Working data section start
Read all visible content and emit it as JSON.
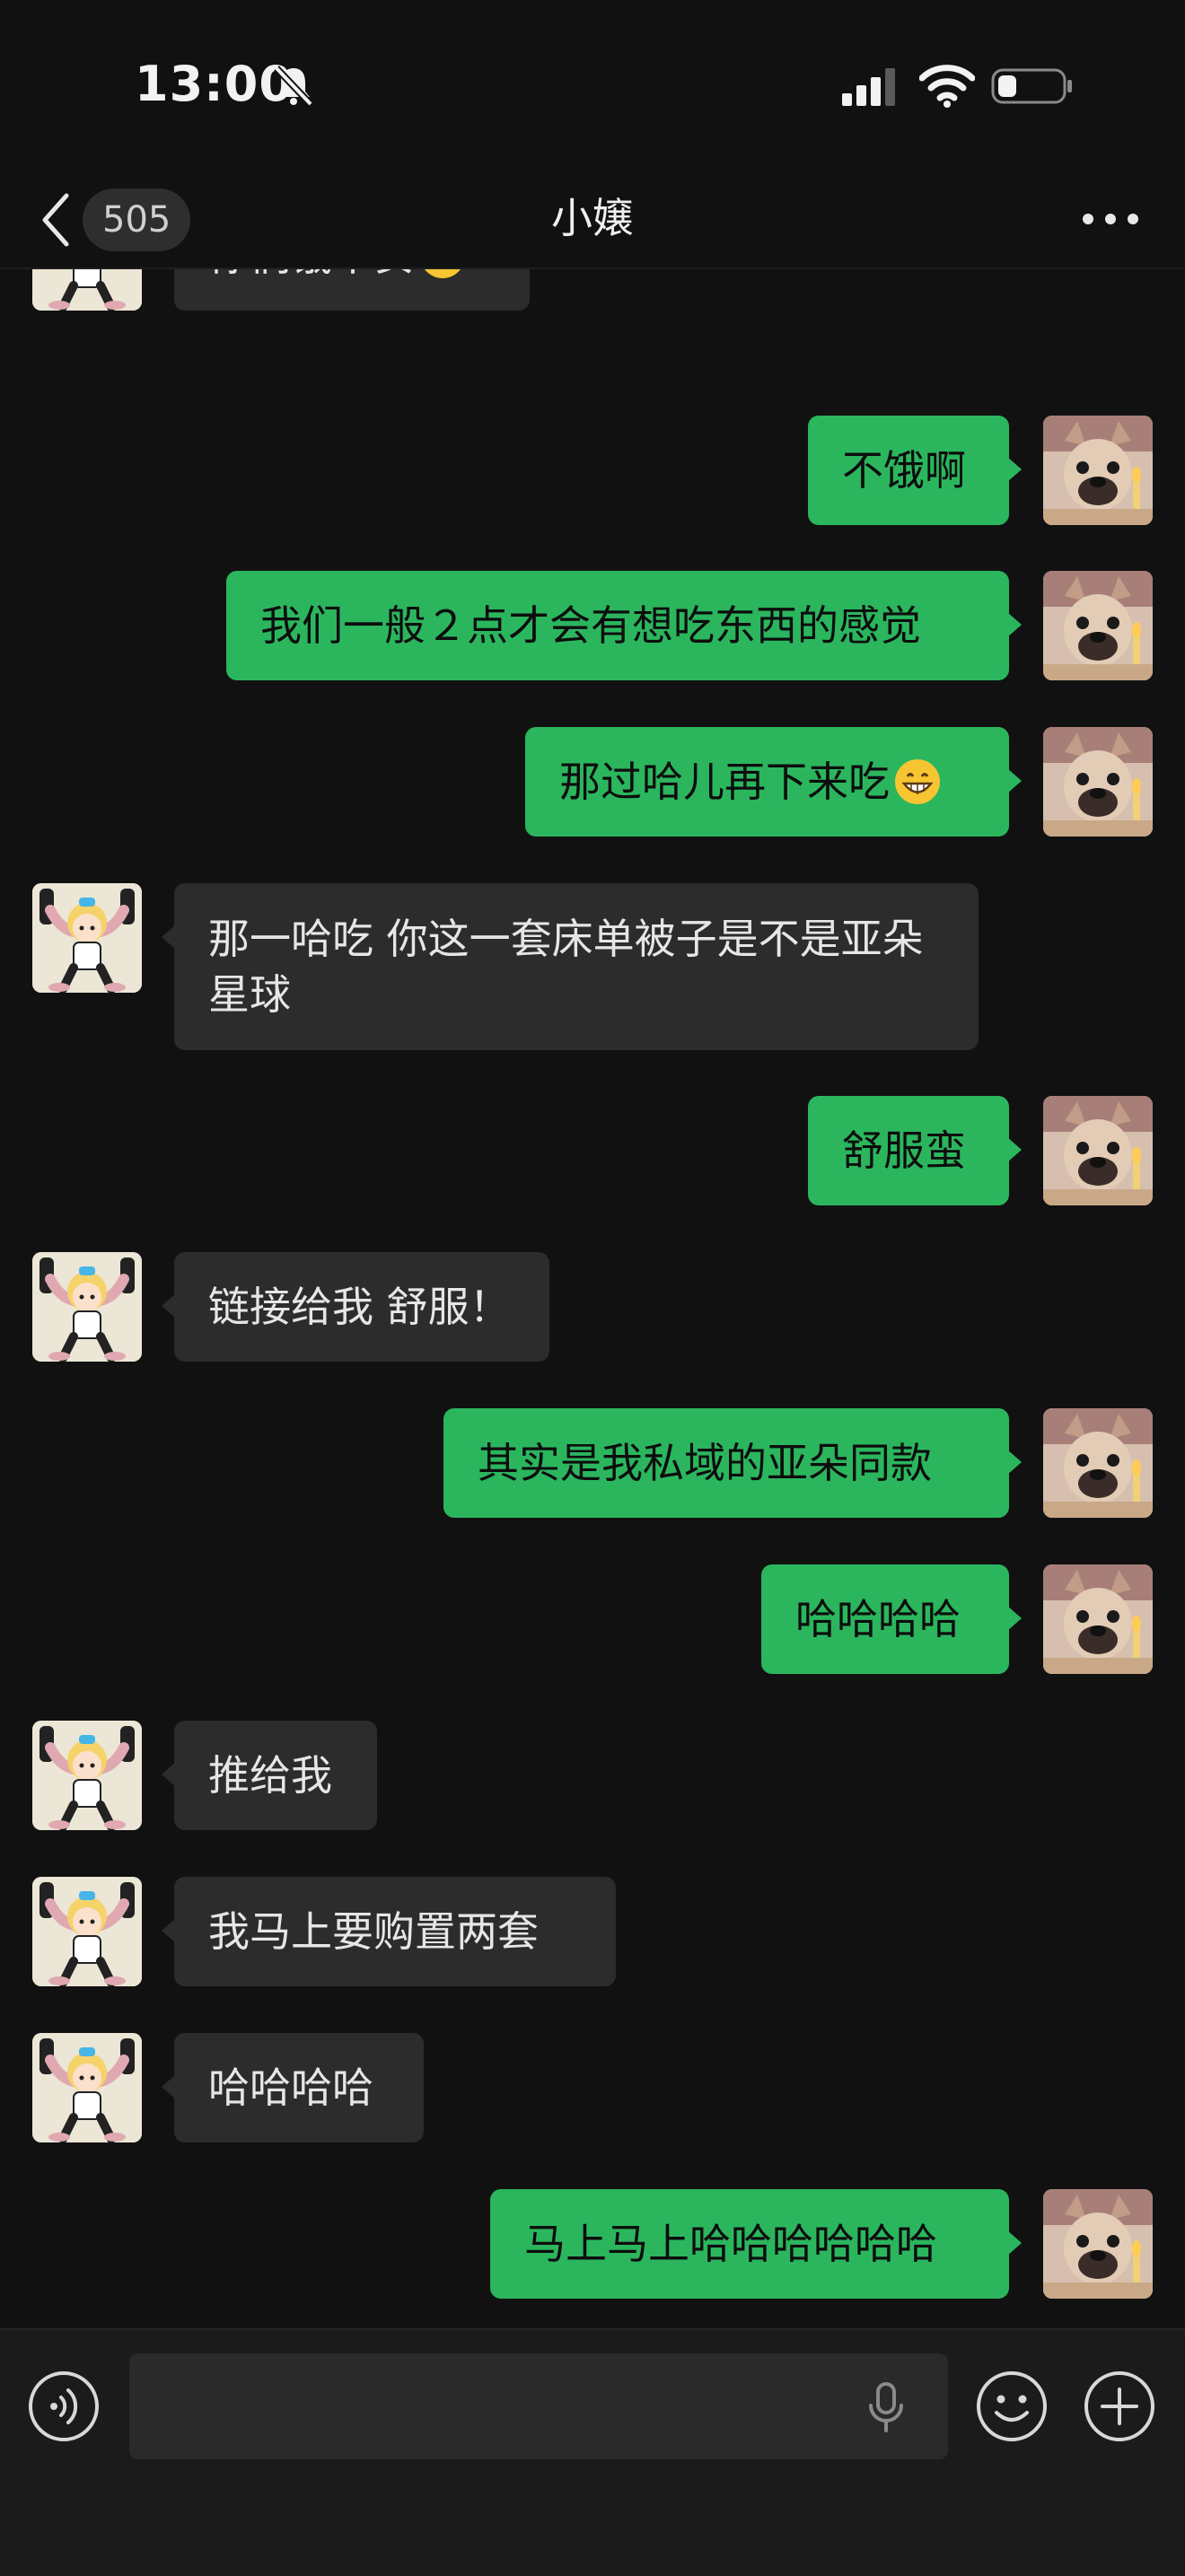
{
  "status_bar": {
    "time": "13:00",
    "icons": [
      "bell-slash-icon",
      "cellular-signal-icon",
      "wifi-icon",
      "battery-icon"
    ]
  },
  "header": {
    "back_icon": "chevron-left-icon",
    "unread_count": "505",
    "title": "小嬢",
    "more_icon": "ellipsis-icon"
  },
  "messages": [
    {
      "side": "in",
      "text": "你们饿不安",
      "emoji": "confused-face-emoji"
    },
    {
      "side": "out",
      "text": "不饿啊"
    },
    {
      "side": "out",
      "text": "我们一般２点才会有想吃东西的感觉"
    },
    {
      "side": "out",
      "text": "那过哈儿再下来吃",
      "emoji": "grinning-face-emoji"
    },
    {
      "side": "in",
      "text": "那一哈吃 你这一套床单被子是不是亚朵星球"
    },
    {
      "side": "out",
      "text": "舒服蛮"
    },
    {
      "side": "in",
      "text": "链接给我 舒服！"
    },
    {
      "side": "out",
      "text": "其实是我私域的亚朵同款"
    },
    {
      "side": "out",
      "text": "哈哈哈哈"
    },
    {
      "side": "in",
      "text": "推给我"
    },
    {
      "side": "in",
      "text": "我马上要购置两套"
    },
    {
      "side": "in",
      "text": "哈哈哈哈"
    },
    {
      "side": "out",
      "text": "马上马上哈哈哈哈哈哈"
    }
  ],
  "input_bar": {
    "voice_icon": "voice-mode-icon",
    "message_value": "",
    "mic_icon": "microphone-icon",
    "emoji_icon": "emoji-smile-icon",
    "plus_icon": "plus-circle-icon"
  },
  "colors": {
    "background": "#111111",
    "outgoing_bubble": "#2bb65e",
    "incoming_bubble": "#2c2c2c",
    "accent": "#2bb65e"
  }
}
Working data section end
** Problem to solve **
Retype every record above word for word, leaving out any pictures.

** Problem solution **
Read all visible content and emit it as JSON.
{
  "status_bar": {
    "time": "13:00",
    "icons": [
      "bell-slash-icon",
      "cellular-signal-icon",
      "wifi-icon",
      "battery-icon"
    ]
  },
  "header": {
    "back_icon": "chevron-left-icon",
    "unread_count": "505",
    "title": "小嬢",
    "more_icon": "ellipsis-icon"
  },
  "messages": [
    {
      "side": "in",
      "text": "你们饿不安",
      "emoji": "confused-face-emoji"
    },
    {
      "side": "out",
      "text": "不饿啊"
    },
    {
      "side": "out",
      "text": "我们一般２点才会有想吃东西的感觉"
    },
    {
      "side": "out",
      "text": "那过哈儿再下来吃",
      "emoji": "grinning-face-emoji"
    },
    {
      "side": "in",
      "text": "那一哈吃 你这一套床单被子是不是亚朵星球"
    },
    {
      "side": "out",
      "text": "舒服蛮"
    },
    {
      "side": "in",
      "text": "链接给我 舒服！"
    },
    {
      "side": "out",
      "text": "其实是我私域的亚朵同款"
    },
    {
      "side": "out",
      "text": "哈哈哈哈"
    },
    {
      "side": "in",
      "text": "推给我"
    },
    {
      "side": "in",
      "text": "我马上要购置两套"
    },
    {
      "side": "in",
      "text": "哈哈哈哈"
    },
    {
      "side": "out",
      "text": "马上马上哈哈哈哈哈哈"
    }
  ],
  "input_bar": {
    "voice_icon": "voice-mode-icon",
    "message_value": "",
    "mic_icon": "microphone-icon",
    "emoji_icon": "emoji-smile-icon",
    "plus_icon": "plus-circle-icon"
  },
  "colors": {
    "background": "#111111",
    "outgoing_bubble": "#2bb65e",
    "incoming_bubble": "#2c2c2c",
    "accent": "#2bb65e"
  }
}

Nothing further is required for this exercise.